#### Assignment
Please write out the entire listing below exactly, excluding its pictures.

#### Data supplied

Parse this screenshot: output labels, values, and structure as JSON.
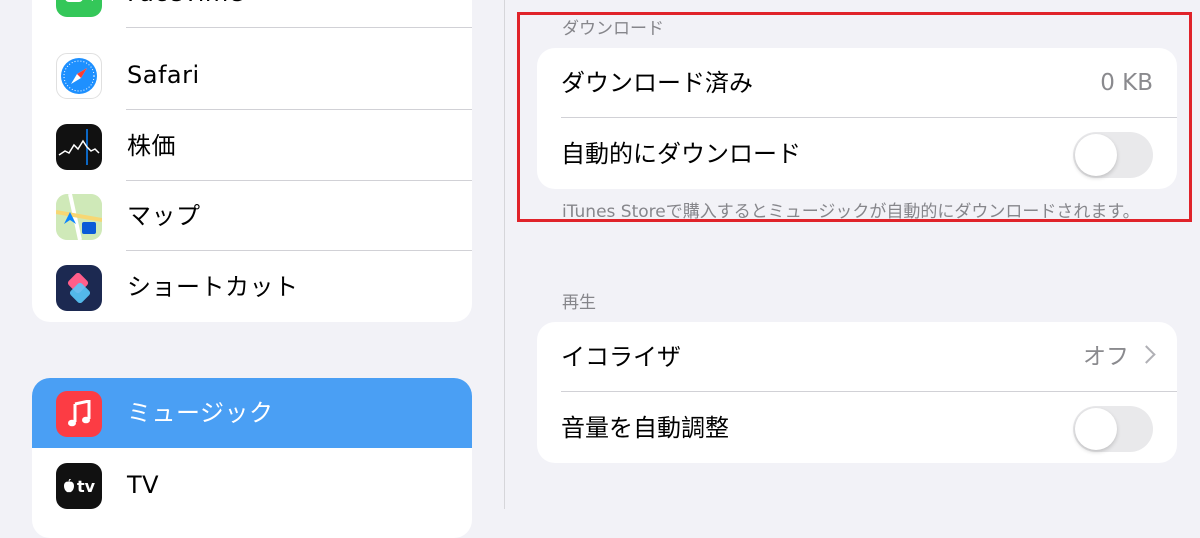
{
  "sidebar": {
    "group1": [
      {
        "label": "FaceTime",
        "icon": "facetime-icon"
      },
      {
        "label": "Safari",
        "icon": "safari-icon"
      },
      {
        "label": "株価",
        "icon": "stocks-icon"
      },
      {
        "label": "マップ",
        "icon": "maps-icon"
      },
      {
        "label": "ショートカット",
        "icon": "shortcuts-icon"
      }
    ],
    "group2": [
      {
        "label": "ミュージック",
        "icon": "music-icon",
        "selected": true
      },
      {
        "label": "TV",
        "icon": "tv-icon"
      }
    ],
    "tv_icon_text": "tv"
  },
  "download_section": {
    "header": "ダウンロード",
    "downloaded_label": "ダウンロード済み",
    "downloaded_value": "0 KB",
    "auto_download_label": "自動的にダウンロード",
    "auto_download_on": false,
    "footnote": "iTunes Storeで購入するとミュージックが自動的にダウンロードされます。"
  },
  "playback_section": {
    "header": "再生",
    "eq_label": "イコライザ",
    "eq_value": "オフ",
    "sound_check_label": "音量を自動調整",
    "sound_check_on": false
  },
  "colors": {
    "selected_row": "#4a9ff4",
    "highlight_box": "#e0232a",
    "background": "#f2f2f7"
  }
}
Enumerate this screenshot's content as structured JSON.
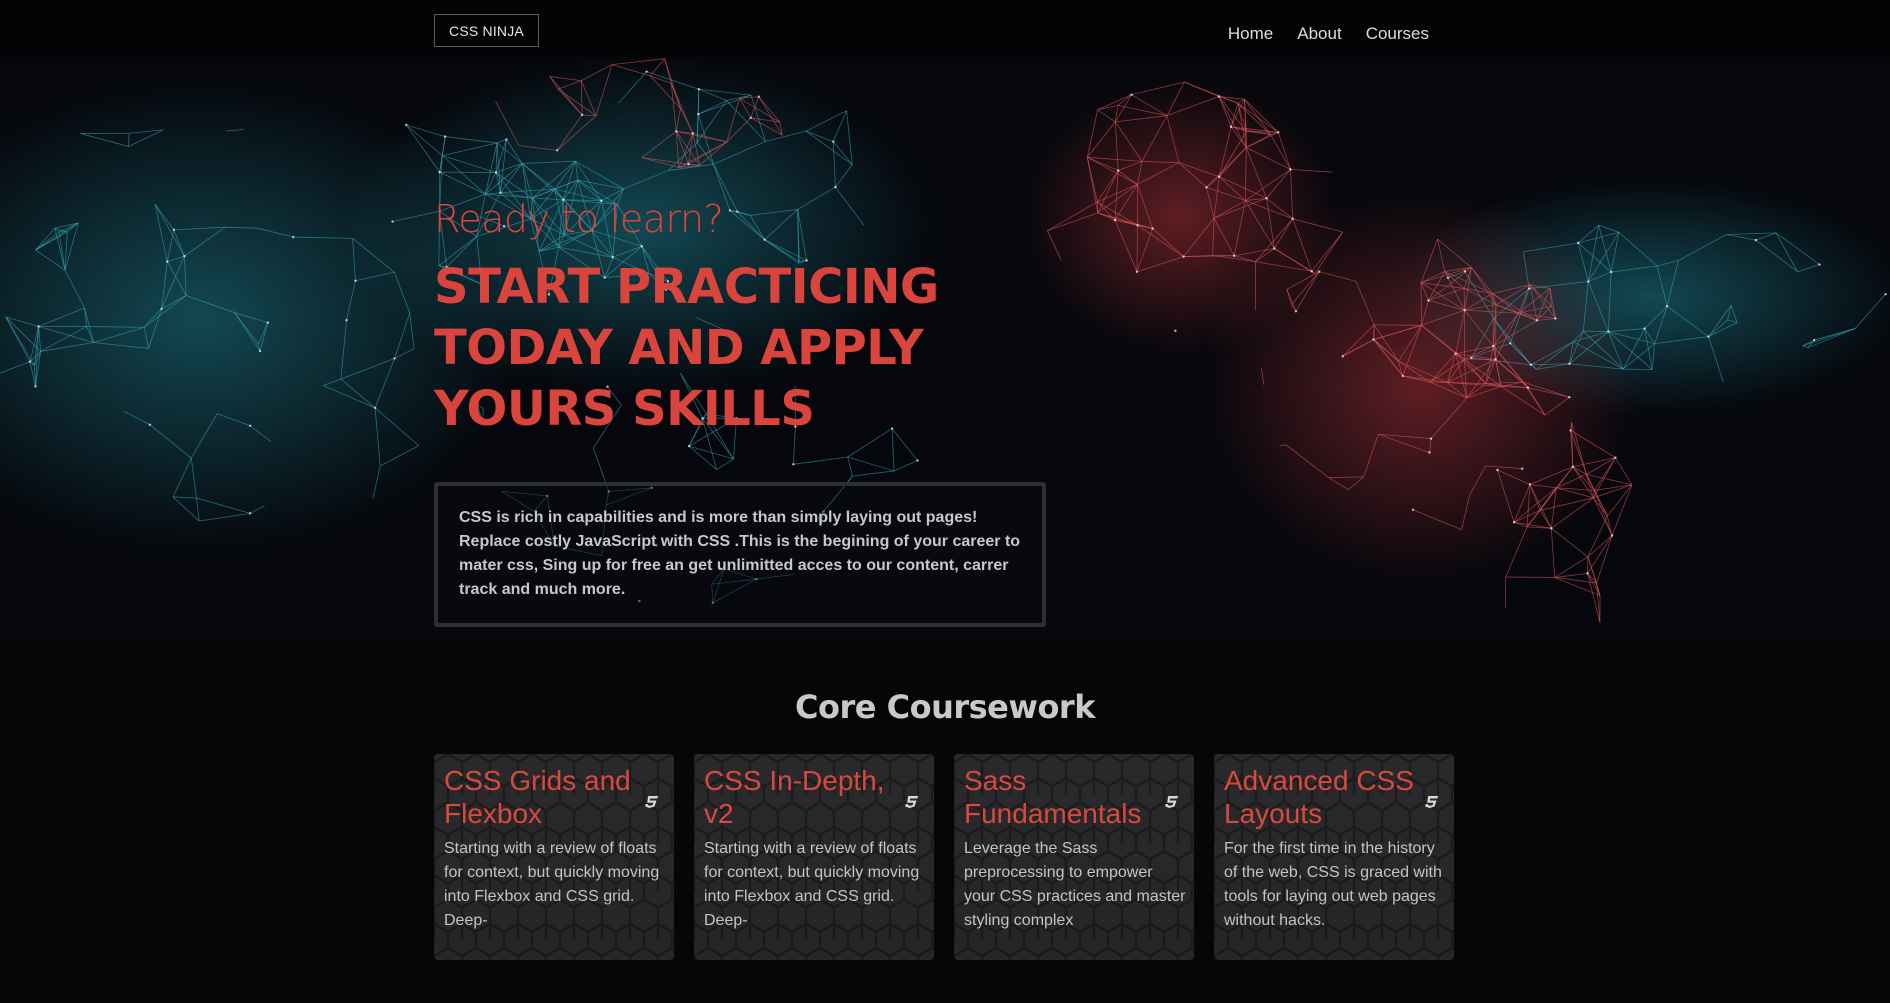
{
  "header": {
    "logo": "CSS NINJA",
    "nav": [
      {
        "label": "Home"
      },
      {
        "label": "About"
      },
      {
        "label": "Courses"
      }
    ]
  },
  "hero": {
    "eyebrow": "Ready to learn?",
    "headline": "Start practicing today and apply yours skills",
    "intro": "CSS is rich in capabilities and is more than simply laying out pages! Replace costly JavaScript with CSS .This is the begining of your career to mater css, Sing up for free an get unlimitted acces to our content, carrer track and much more."
  },
  "coursework": {
    "title": "Core Coursework",
    "cards": [
      {
        "title": "CSS Grids and Flexbox",
        "description": "Starting with a review of floats for context, but quickly moving into Flexbox and CSS grid. Deep-",
        "icon": "css3-icon"
      },
      {
        "title": "CSS In-Depth, v2",
        "description": "Starting with a review of floats for context, but quickly moving into Flexbox and CSS grid. Deep-",
        "icon": "css3-icon"
      },
      {
        "title": "Sass Fundamentals",
        "description": "Leverage the Sass preprocessing to empower your CSS practices and master styling complex",
        "icon": "css3-icon"
      },
      {
        "title": "Advanced CSS Layouts",
        "description": "For the first time in the history of the web, CSS is graced with tools for laying out web pages without hacks.",
        "icon": "css3-icon"
      }
    ]
  },
  "colors": {
    "accent": "#d9453d",
    "background": "#050606",
    "card": "#2a2a2c"
  }
}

#### Solution
Parse this screenshot: output labels, values, and structure as JSON.
{
  "sidebar": {
    "group1": [
      {
        "label": "FaceTime",
        "icon": "facetime-icon"
      },
      {
        "label": "Safari",
        "icon": "safari-icon"
      },
      {
        "label": "株価",
        "icon": "stocks-icon"
      },
      {
        "label": "マップ",
        "icon": "maps-icon"
      },
      {
        "label": "ショートカット",
        "icon": "shortcuts-icon"
      }
    ],
    "group2": [
      {
        "label": "ミュージック",
        "icon": "music-icon",
        "selected": true
      },
      {
        "label": "TV",
        "icon": "tv-icon"
      }
    ],
    "tv_icon_text": "tv"
  },
  "download_section": {
    "header": "ダウンロード",
    "downloaded_label": "ダウンロード済み",
    "downloaded_value": "0 KB",
    "auto_download_label": "自動的にダウンロード",
    "auto_download_on": false,
    "footnote": "iTunes Storeで購入するとミュージックが自動的にダウンロードされます。"
  },
  "playback_section": {
    "header": "再生",
    "eq_label": "イコライザ",
    "eq_value": "オフ",
    "sound_check_label": "音量を自動調整",
    "sound_check_on": false
  },
  "colors": {
    "selected_row": "#4a9ff4",
    "highlight_box": "#e0232a",
    "background": "#f2f2f7"
  }
}
Enumerate this screenshot's content as structured JSON.
{
  "header": {
    "logo": "CSS NINJA",
    "nav": [
      {
        "label": "Home"
      },
      {
        "label": "About"
      },
      {
        "label": "Courses"
      }
    ]
  },
  "hero": {
    "eyebrow": "Ready to learn?",
    "headline": "Start practicing today and apply yours skills",
    "intro": "CSS is rich in capabilities and is more than simply laying out pages! Replace costly JavaScript with CSS .This is the begining of your career to mater css, Sing up for free an get unlimitted acces to our content, carrer track and much more."
  },
  "coursework": {
    "title": "Core Coursework",
    "cards": [
      {
        "title": "CSS Grids and Flexbox",
        "description": "Starting with a review of floats for context, but quickly moving into Flexbox and CSS grid. Deep-",
        "icon": "css3-icon"
      },
      {
        "title": "CSS In-Depth, v2",
        "description": "Starting with a review of floats for context, but quickly moving into Flexbox and CSS grid. Deep-",
        "icon": "css3-icon"
      },
      {
        "title": "Sass Fundamentals",
        "description": "Leverage the Sass preprocessing to empower your CSS practices and master styling complex",
        "icon": "css3-icon"
      },
      {
        "title": "Advanced CSS Layouts",
        "description": "For the first time in the history of the web, CSS is graced with tools for laying out web pages without hacks.",
        "icon": "css3-icon"
      }
    ]
  },
  "colors": {
    "accent": "#d9453d",
    "background": "#050606",
    "card": "#2a2a2c"
  }
}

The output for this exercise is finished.